Description from Goodreads:
Elizabeth Cruze came to Earth for one reason: to buy weapons. She never counted on ending up in prison. Never fear, though, she’s not planning on staying there long.
Special Investigator Neal Locke has made a career out of catching the most elusive and dangerous criminals. He’s never failed to “get his man.”
When Cruze escapes from prison, Locke is tasked to track her down. She should be easy to find…all he’s got to do is follow the trail of bodies.
But Locke has been an investigator for a long time. It doesn’t take him long to figure out that there’s more going on than what he’s been told…
Much in the style of Leviathan Wakes, Virtues of the Vicious follows someone going about their galactic adventure and an older, somewhat jaded investigator tracking behind them, slowly learning that there is more to his investigation than meets the eye.
I generally enjoyed the story. I liked the characters and Wilsey’s writing style. I liked that the main characters were older and there was some diversity in the cast. However, I also three separate times tried to check Goodreads, Amazon or Google to ensure this wasn’t the second book in a series. It completely feels like it must be. Characters are mentioned that aren’t introduced until much later, the political system of the universe is left for the reader to figure out, and there is simply a distance felt that I imagined was caused by a lack of previous books.
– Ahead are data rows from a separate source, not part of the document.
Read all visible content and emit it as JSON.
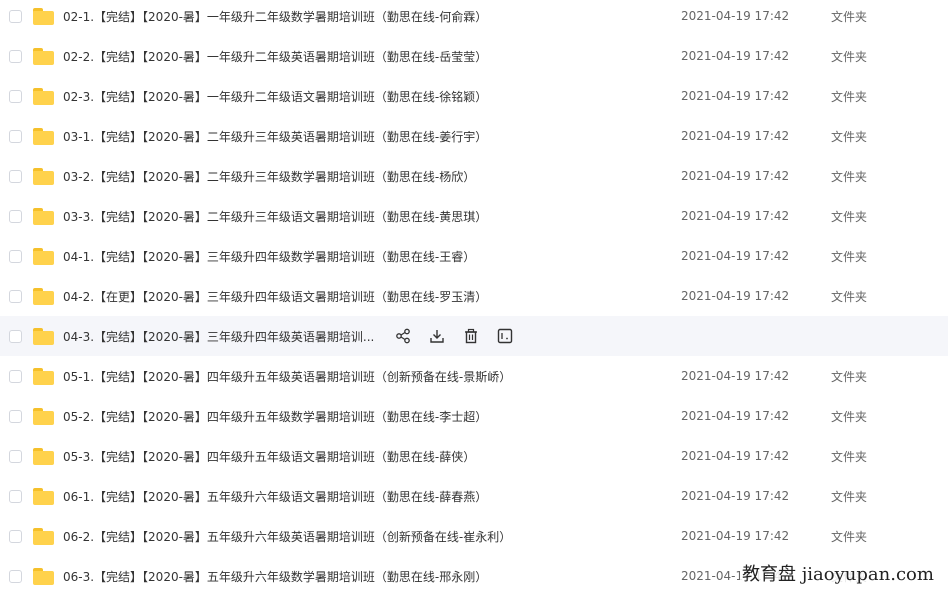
{
  "files": [
    {
      "name": "02-1.【完结】【2020-暑】一年级升二年级数学暑期培训班（勤思在线-何俞霖）",
      "date": "2021-04-19 17:42",
      "type": "文件夹"
    },
    {
      "name": "02-2.【完结】【2020-暑】一年级升二年级英语暑期培训班（勤思在线-岳莹莹）",
      "date": "2021-04-19 17:42",
      "type": "文件夹"
    },
    {
      "name": "02-3.【完结】【2020-暑】一年级升二年级语文暑期培训班（勤思在线-徐铭颖）",
      "date": "2021-04-19 17:42",
      "type": "文件夹"
    },
    {
      "name": "03-1.【完结】【2020-暑】二年级升三年级英语暑期培训班（勤思在线-姜行宇）",
      "date": "2021-04-19 17:42",
      "type": "文件夹"
    },
    {
      "name": "03-2.【完结】【2020-暑】二年级升三年级数学暑期培训班（勤思在线-杨欣）",
      "date": "2021-04-19 17:42",
      "type": "文件夹"
    },
    {
      "name": "03-3.【完结】【2020-暑】二年级升三年级语文暑期培训班（勤思在线-黄思琪）",
      "date": "2021-04-19 17:42",
      "type": "文件夹"
    },
    {
      "name": "04-1.【完结】【2020-暑】三年级升四年级数学暑期培训班（勤思在线-王睿）",
      "date": "2021-04-19 17:42",
      "type": "文件夹"
    },
    {
      "name": "04-2.【在更】【2020-暑】三年级升四年级语文暑期培训班（勤思在线-罗玉清）",
      "date": "2021-04-19 17:42",
      "type": "文件夹"
    },
    {
      "name": "04-3.【完结】【2020-暑】三年级升四年级英语暑期培训...",
      "date": "",
      "type": ""
    },
    {
      "name": "05-1.【完结】【2020-暑】四年级升五年级英语暑期培训班（创新预备在线-景斯峤）",
      "date": "2021-04-19 17:42",
      "type": "文件夹"
    },
    {
      "name": "05-2.【完结】【2020-暑】四年级升五年级数学暑期培训班（勤思在线-李士超）",
      "date": "2021-04-19 17:42",
      "type": "文件夹"
    },
    {
      "name": "05-3.【完结】【2020-暑】四年级升五年级语文暑期培训班（勤思在线-薛侠）",
      "date": "2021-04-19 17:42",
      "type": "文件夹"
    },
    {
      "name": "06-1.【完结】【2020-暑】五年级升六年级语文暑期培训班（勤思在线-薛春燕）",
      "date": "2021-04-19 17:42",
      "type": "文件夹"
    },
    {
      "name": "06-2.【完结】【2020-暑】五年级升六年级英语暑期培训班（创新预备在线-崔永利）",
      "date": "2021-04-19 17:42",
      "type": "文件夹"
    },
    {
      "name": "06-3.【完结】【2020-暑】五年级升六年级数学暑期培训班（勤思在线-邢永刚）",
      "date": "2021-04-19 17:42",
      "type": "文件夹"
    }
  ],
  "hover_row_index": 8,
  "row_actions": [
    "share-icon",
    "download-icon",
    "delete-icon",
    "more-icon"
  ],
  "watermark": "教育盘 jiaoyupan.com",
  "colors": {
    "folder": "#ffd24c",
    "hover": "#f5f6fa",
    "text": "#333333",
    "meta": "#666666"
  }
}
From what I could discern, this is set in the same universe as Wilsey’s other books, but not connected.
There were a number of too convenient to be believed events that solved problems for the crew, Cruze seemed to find that crew willing to go to war with her without even trying (that could actually just be part of the previous point), and the villain was dispatched a little too easily. It was anti-climactic.
I also thought the pacing was inconsistent and dialogue needlessly formal at times. The farther into the book I got the fewer contractions I noticed, for example. I think Shore‘s narration exacerbated this though. While I think she did a good job, some of the sentences that I felt needed contractions and didn’t have them felt even more stiff in her mouth.
All in all however, despite these complaints, I’ll be looking for more of Wilsey’s writing. I liked what I saw.